▸ **Input for this task**:
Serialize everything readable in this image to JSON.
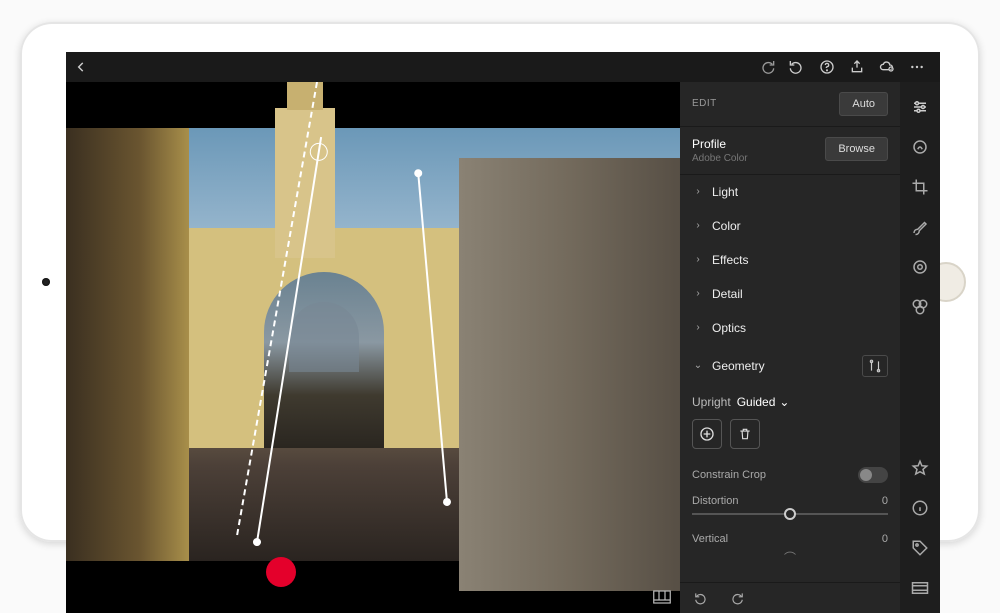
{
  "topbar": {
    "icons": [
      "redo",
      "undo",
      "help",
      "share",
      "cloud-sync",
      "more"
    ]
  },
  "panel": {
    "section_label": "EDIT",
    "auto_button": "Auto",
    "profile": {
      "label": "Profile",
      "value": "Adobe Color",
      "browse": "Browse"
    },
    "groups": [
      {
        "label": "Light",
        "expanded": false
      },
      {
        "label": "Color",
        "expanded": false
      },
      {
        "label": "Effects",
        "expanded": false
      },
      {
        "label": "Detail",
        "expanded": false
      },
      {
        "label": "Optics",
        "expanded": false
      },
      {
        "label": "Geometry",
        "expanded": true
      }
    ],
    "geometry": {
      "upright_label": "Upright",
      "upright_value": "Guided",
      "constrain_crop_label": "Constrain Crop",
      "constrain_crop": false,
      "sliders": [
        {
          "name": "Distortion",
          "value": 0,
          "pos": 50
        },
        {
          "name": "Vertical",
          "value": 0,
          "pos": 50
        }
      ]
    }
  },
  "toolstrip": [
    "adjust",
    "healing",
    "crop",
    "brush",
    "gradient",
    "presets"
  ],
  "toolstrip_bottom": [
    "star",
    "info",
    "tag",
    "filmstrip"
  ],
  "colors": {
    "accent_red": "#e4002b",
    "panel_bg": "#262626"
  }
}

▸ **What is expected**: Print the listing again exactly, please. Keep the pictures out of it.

▸ **Output below**:
Serialize everything readable in this image to JSON.
{
  "topbar": {
    "icons": [
      "redo",
      "undo",
      "help",
      "share",
      "cloud-sync",
      "more"
    ]
  },
  "panel": {
    "section_label": "EDIT",
    "auto_button": "Auto",
    "profile": {
      "label": "Profile",
      "value": "Adobe Color",
      "browse": "Browse"
    },
    "groups": [
      {
        "label": "Light",
        "expanded": false
      },
      {
        "label": "Color",
        "expanded": false
      },
      {
        "label": "Effects",
        "expanded": false
      },
      {
        "label": "Detail",
        "expanded": false
      },
      {
        "label": "Optics",
        "expanded": false
      },
      {
        "label": "Geometry",
        "expanded": true
      }
    ],
    "geometry": {
      "upright_label": "Upright",
      "upright_value": "Guided",
      "constrain_crop_label": "Constrain Crop",
      "constrain_crop": false,
      "sliders": [
        {
          "name": "Distortion",
          "value": 0,
          "pos": 50
        },
        {
          "name": "Vertical",
          "value": 0,
          "pos": 50
        }
      ]
    }
  },
  "toolstrip": [
    "adjust",
    "healing",
    "crop",
    "brush",
    "gradient",
    "presets"
  ],
  "toolstrip_bottom": [
    "star",
    "info",
    "tag",
    "filmstrip"
  ],
  "colors": {
    "accent_red": "#e4002b",
    "panel_bg": "#262626"
  }
}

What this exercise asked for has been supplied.